Data excerpts
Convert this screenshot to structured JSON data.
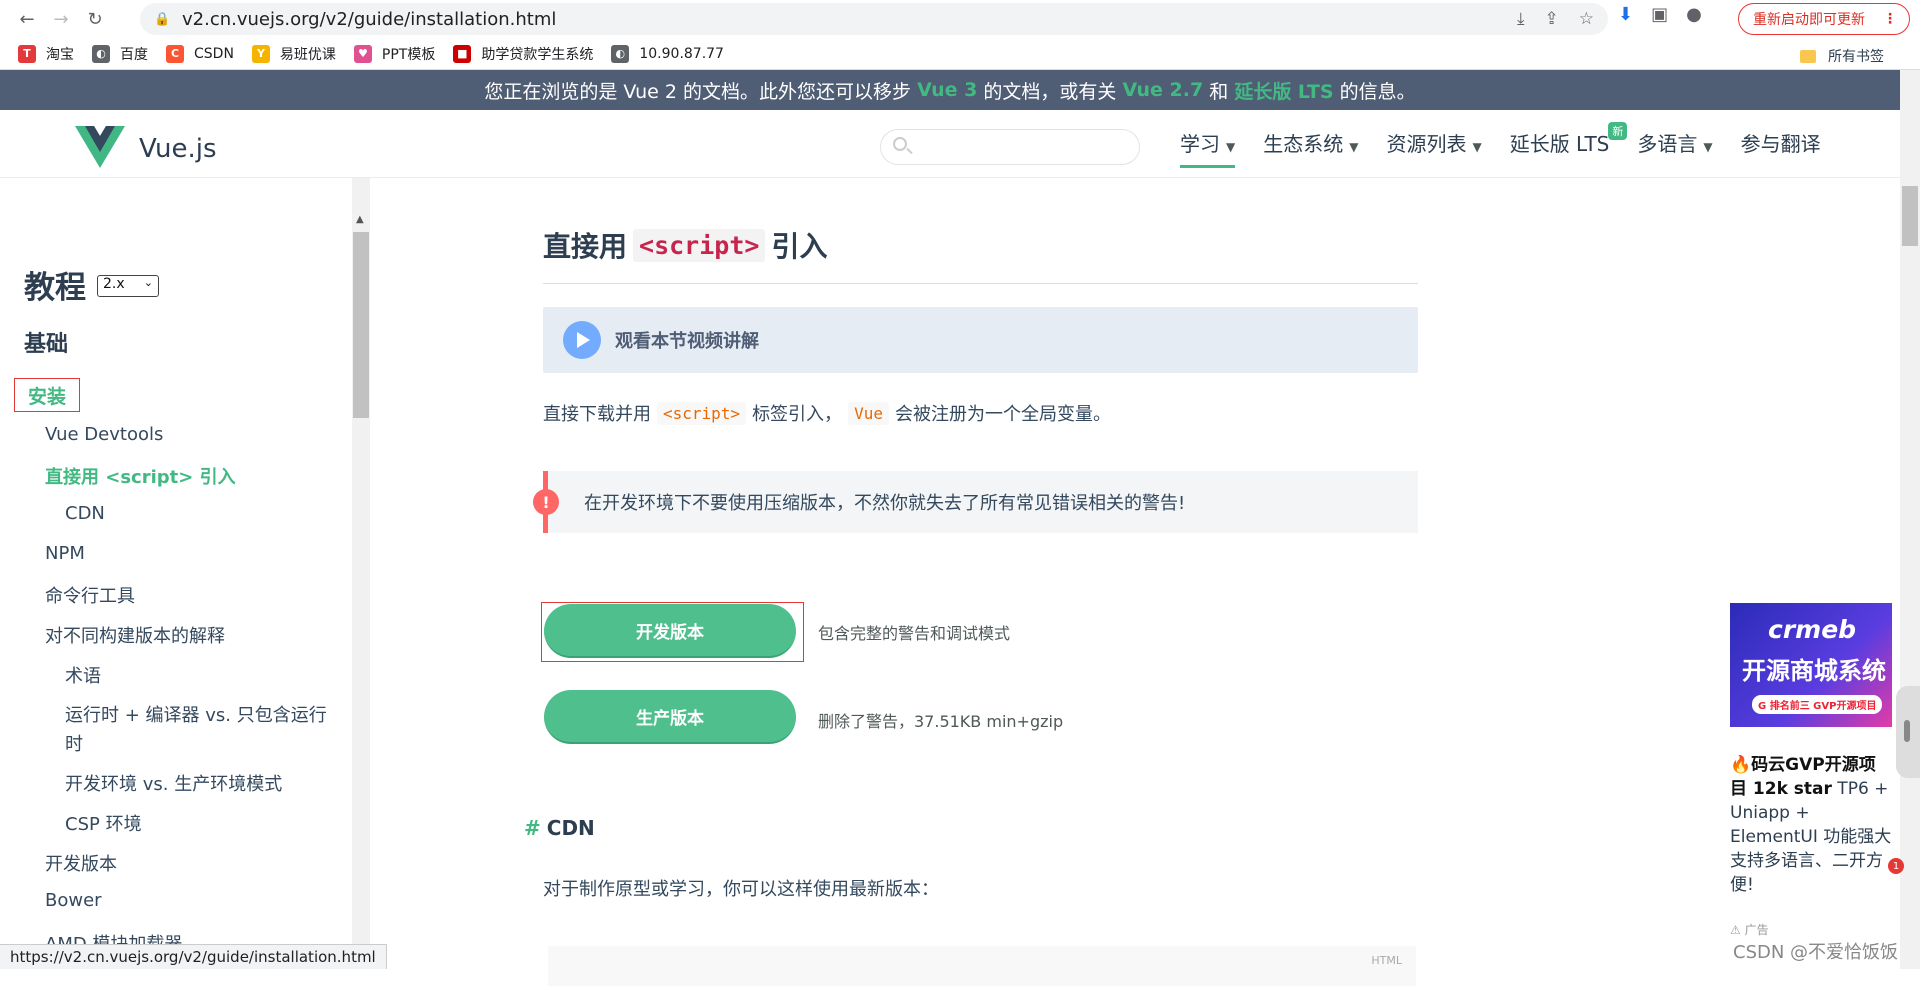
{
  "browser": {
    "url": "v2.cn.vuejs.org/v2/guide/installation.html",
    "restart_label": "重新启动即可更新",
    "bookmarks": [
      {
        "label": "淘宝",
        "color": "#e4393c",
        "glyph": "T"
      },
      {
        "label": "百度",
        "color": "#5f6368",
        "glyph": "◐"
      },
      {
        "label": "CSDN",
        "color": "#fc5531",
        "glyph": "C"
      },
      {
        "label": "易班优课",
        "color": "#f5b400",
        "glyph": "Y"
      },
      {
        "label": "PPT模板",
        "color": "#e0528f",
        "glyph": "♥"
      },
      {
        "label": "助学贷款学生系统",
        "color": "#c00",
        "glyph": "■"
      },
      {
        "label": "10.90.87.77",
        "color": "#5f6368",
        "glyph": "◐"
      }
    ],
    "all_bookmarks": "所有书签",
    "status_url": "https://v2.cn.vuejs.org/v2/guide/installation.html"
  },
  "banner": {
    "p1": "您正在浏览的是 Vue 2 的文档。此外您还可以移步",
    "l1": "Vue 3",
    "p2": "的文档，或有关",
    "l2": "Vue 2.7",
    "p3": "和",
    "l3": "延长版 LTS",
    "p4": "的信息。"
  },
  "header": {
    "brand": "Vue.js",
    "nav": [
      {
        "label": "学习",
        "caret": "▼"
      },
      {
        "label": "生态系统",
        "caret": "▼"
      },
      {
        "label": "资源列表",
        "caret": "▼"
      },
      {
        "label": "延长版 LTS",
        "badge": "新"
      },
      {
        "label": "多语言",
        "caret": "▼"
      },
      {
        "label": "参与翻译"
      }
    ]
  },
  "sidebar": {
    "title": "教程",
    "version": "2.x",
    "section": "基础",
    "install": "安装",
    "links": [
      "Vue Devtools",
      "直接用 <script> 引入",
      "CDN",
      "NPM",
      "命令行工具",
      "对不同构建版本的解释",
      "术语",
      "运行时 + 编译器 vs. 只包含运行",
      "时",
      "开发环境 vs. 生产环境模式",
      "CSP 环境",
      "开发版本",
      "Bower",
      "AMD 模块加载器"
    ]
  },
  "main": {
    "h2_pre": "直接用",
    "h2_code": "<script>",
    "h2_post": "引入",
    "video": "观看本节视频讲解",
    "para1_a": "直接下载并用",
    "para1_code1": "<script>",
    "para1_b": "标签引入，",
    "para1_code2": "Vue",
    "para1_c": "会被注册为一个全局变量。",
    "tip": "在开发环境下不要使用压缩版本，不然你就失去了所有常见错误相关的警告!",
    "btn_dev": "开发版本",
    "btn_dev_note": "包含完整的警告和调试模式",
    "btn_prod": "生产版本",
    "btn_prod_note": "删除了警告，37.51KB min+gzip",
    "h3": "CDN",
    "para2": "对于制作原型或学习，你可以这样使用最新版本：",
    "code_lang": "HTML"
  },
  "ad": {
    "img_t1": "crmeb",
    "img_t2": "开源商城系统",
    "img_t3": "G 排名前三 GVP开源项目",
    "text_bold": "🔥码云GVP开源项目 12k star",
    "text": " TP6 + Uniapp + ElementUI 功能强大支持多语言、二开方便!",
    "mark": "广告",
    "badge": "1"
  },
  "watermark": "CSDN @不爱恰饭饭"
}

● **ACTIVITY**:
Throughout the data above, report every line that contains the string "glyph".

● **TASK ANSWER**:
        "glyph": "T"
        "glyph": "◐"
        "glyph": "C"
        "glyph": "Y"
        "glyph": "♥"
        "glyph": "■"
        "glyph": "◐"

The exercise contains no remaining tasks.